Duval is number one in both the amount of kids being home schooled with 6,106 but also number one in percentage of kids overall being home schooled at 7.3%. This means bigger districts than us have fewer kids and a smaller percentage of children being home schooled The state over all saw a surge in home school growth this past year, thank you common core.

http://www.fldoe.org/core/fileparse.php/5606/urlt/Home-Education-Report-2014-15.pdf

Duval is also one of the fastest growing charter school markets in the state and who doesn't know somebody who has said, yeah I am moving to St. Johns or Clay and it has nothing to do with the parks or fire department.

Superintendent Vitti will have been here three years in just a couple months. At what point, despite the Times Union's love affair with him, will he own these troubling stats, or since he has close ties to people like Gary Chartrand who would dismantle our school system given the chance, maybe this has been his plan all along.

To read more click the link: http://jacksonville.com/news/metro/2015-07-26/story/homeschooling-grows-florida-duval-forefront

Engage NY, Duval's new reading curriculum gets panned on the Diane Ravitch blog

From the Diane Ravitch blog
This post is a description of EngageNY, the scripted curriculum written for use in New York state and now migrating to other states. Ken Wagner, former deputy commissioner of the New York State Education Department, now Rhode Island state superintendent, promises to import them to Rhode Island.
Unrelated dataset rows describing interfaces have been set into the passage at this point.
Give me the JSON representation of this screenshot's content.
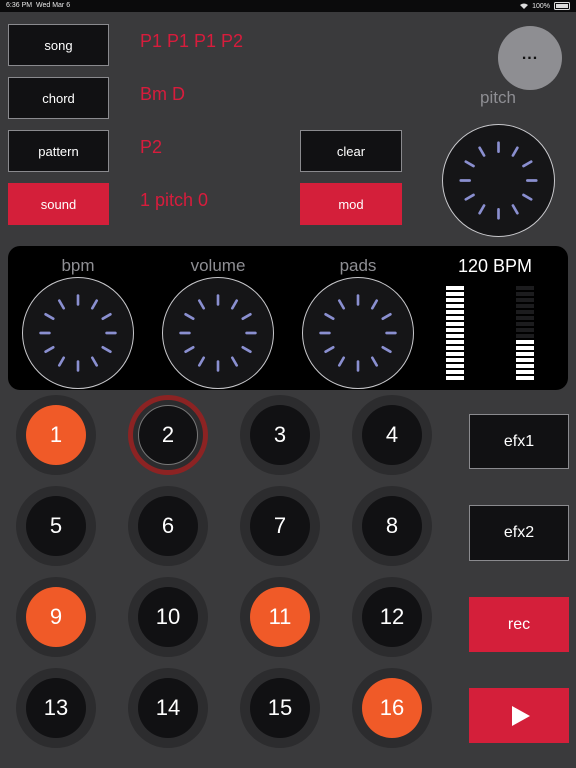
{
  "status": {
    "time": "6:36 PM",
    "date": "Wed Mar 6",
    "battery": "100%"
  },
  "menu": {
    "song": "song",
    "chord": "chord",
    "pattern": "pattern",
    "sound": "sound",
    "clear": "clear",
    "mod": "mod"
  },
  "info": {
    "song_value": "P1 P1 P1 P2",
    "chord_value": "Bm D",
    "pattern_value": "P2",
    "sound_value": "1 pitch 0"
  },
  "more_label": "...",
  "knobs": {
    "pitch": "pitch",
    "bpm": "bpm",
    "volume": "volume",
    "pads": "pads"
  },
  "bpm_readout": "120 BPM",
  "meters": {
    "left_level": 1.0,
    "right_level": 0.45
  },
  "pads": [
    {
      "label": "1",
      "active": true
    },
    {
      "label": "2",
      "active": false,
      "selected": true
    },
    {
      "label": "3",
      "active": false
    },
    {
      "label": "4",
      "active": false
    },
    {
      "label": "5",
      "active": false
    },
    {
      "label": "6",
      "active": false
    },
    {
      "label": "7",
      "active": false
    },
    {
      "label": "8",
      "active": false
    },
    {
      "label": "9",
      "active": true
    },
    {
      "label": "10",
      "active": false
    },
    {
      "label": "11",
      "active": true
    },
    {
      "label": "12",
      "active": false
    },
    {
      "label": "13",
      "active": false
    },
    {
      "label": "14",
      "active": false
    },
    {
      "label": "15",
      "active": false
    },
    {
      "label": "16",
      "active": true
    }
  ],
  "side": {
    "efx1": "efx1",
    "efx2": "efx2",
    "rec": "rec"
  },
  "icons": {
    "more": "more-icon",
    "play": "play-icon"
  },
  "colors": {
    "accent_red": "#d41f3a",
    "pad_orange": "#f05a28",
    "text_red": "#d81c3c"
  }
}
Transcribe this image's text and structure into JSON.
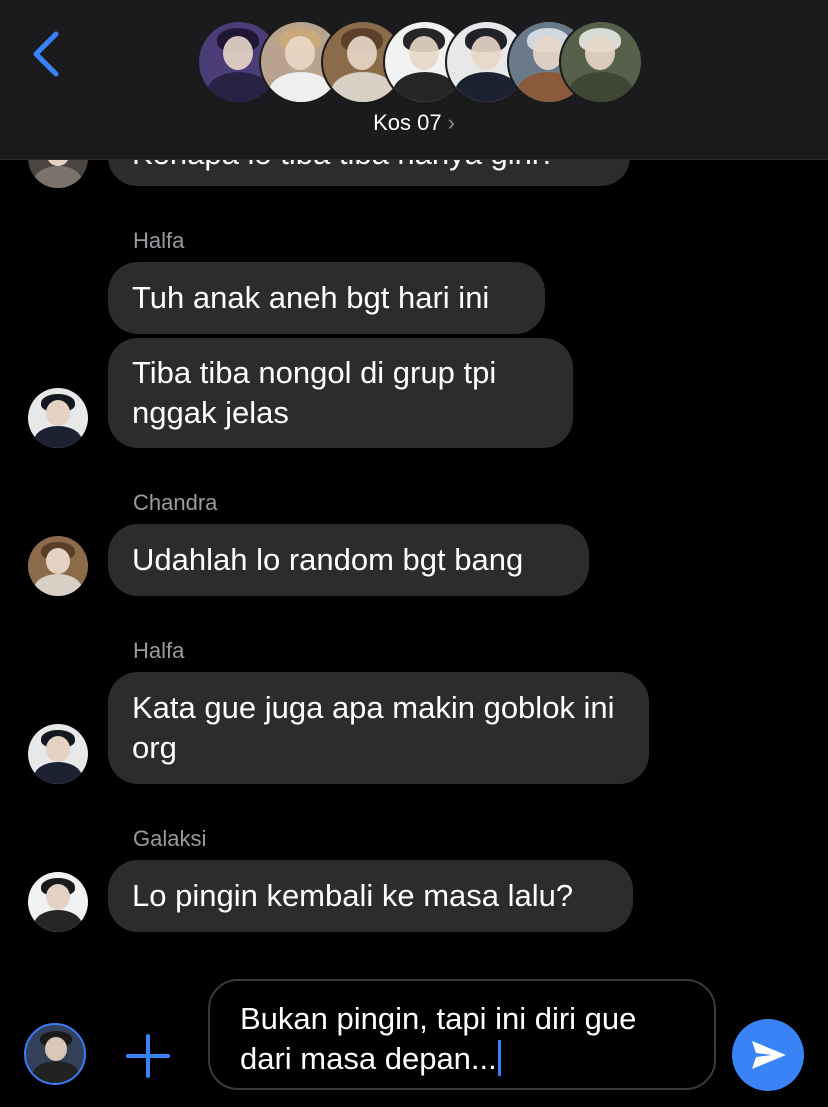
{
  "header": {
    "group_name": "Kos 07",
    "chevron": "›",
    "back_icon": "chevron-left-icon",
    "member_avatar_count": 7
  },
  "messages": [
    {
      "sender": "",
      "text": "Kenapa lo tiba tiba hanya gini?",
      "partial": true
    },
    {
      "sender": "Halfa",
      "text": "Tuh anak aneh bgt hari ini"
    },
    {
      "sender": "",
      "text": "Tiba tiba nongol di grup tpi nggak jelas"
    },
    {
      "sender": "Chandra",
      "text": "Udahlah lo random bgt bang"
    },
    {
      "sender": "Halfa",
      "text": "Kata gue juga apa makin goblok ini org"
    },
    {
      "sender": "Galaksi",
      "text": "Lo pingin kembali ke masa lalu?"
    }
  ],
  "composer": {
    "input_value": "Bukan pingin, tapi ini diri gue dari masa depan...",
    "add_icon": "plus-icon",
    "send_icon": "send-icon"
  },
  "colors": {
    "accent": "#3a83f7",
    "bubble": "#2c2c2e",
    "header_bg": "#1b1b1d",
    "sender_label": "#9a9aa0"
  }
}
New York’s new state commissioner says she used the New York curriculum with great success in Florida. Read this post and decide for yourself. Be sure to read the comments.
Here is a sample:
The same people who gave us standardized testing have now given us standardized teaching, which goes directly to the information a student can get, how the student gets it, and what the student is supposed to get out of each and every class minute. It is 19th-century educational lockstep, pushed by the White House and institutionalized by the New York governor’s office.
If standardized testing dumbed down school and teacher evaluation, standardized teaching takes it a step further: It dumbs down the kids.
The project is called “Engage New York.” It does anything but.
If, say, you are a teacher of 11th-grade English in Buffalo, you get, every 10 weeks, a thick three-ring binder with instructions on what you are to do in every class. The copy I have of one of these runs 587 pages. The volume is excruciatingly boring to read. (I cheated: I skimmed most of the pages.) I cannot imagine what it is like to be a creative and imaginative teacher hamstrung by it. Worse: I cannot imagine what it must be like to be a student in classes that now have to be taught by teachers forced to deliver this drivel or be fired.
The book is divided into teaching “modules,” which list what questions the teachers should ask, what answers they should get, and how they should respond to them. They list what words students should learn each day.
There are regular pages headed “Unit-at-a-Glance Calendar,” telling the teacher the specific lines and paragraphs to be covered in each class. There are pages listing “Activity” items for each class; each named activity includes the percentage of class time to be devoted to it. One, for example has “Activity 1: Introduction of Lesson Agenda. 5%”; Activity 2: Homework Accountability. 10%”; “Activity 3: Masterful Reading. 5%”; “Activity 4: Hamlet Act 1.2, Lines 900-110 Reading and Discussion, 60%.”
Day after day of this, class after class, minute by minute.
The questions the teachers are ordered to ask are often so banal they read like a Monty Python parody. Here is an example. The teacher is told to ask the question, “What information do you gather from the full title of the play: The Tragedy of Hamlet, Prince of Denmark?” (All teacher questions are in bold type.)
Permissible student answers are:
—The play is about a person named Hamlet.
—This is a tragic or sad play.
—Hamlet is a prince.
—This play likely takes place in Denmark.
This is drivel. The book is full of things like that. It is also full of misinformation.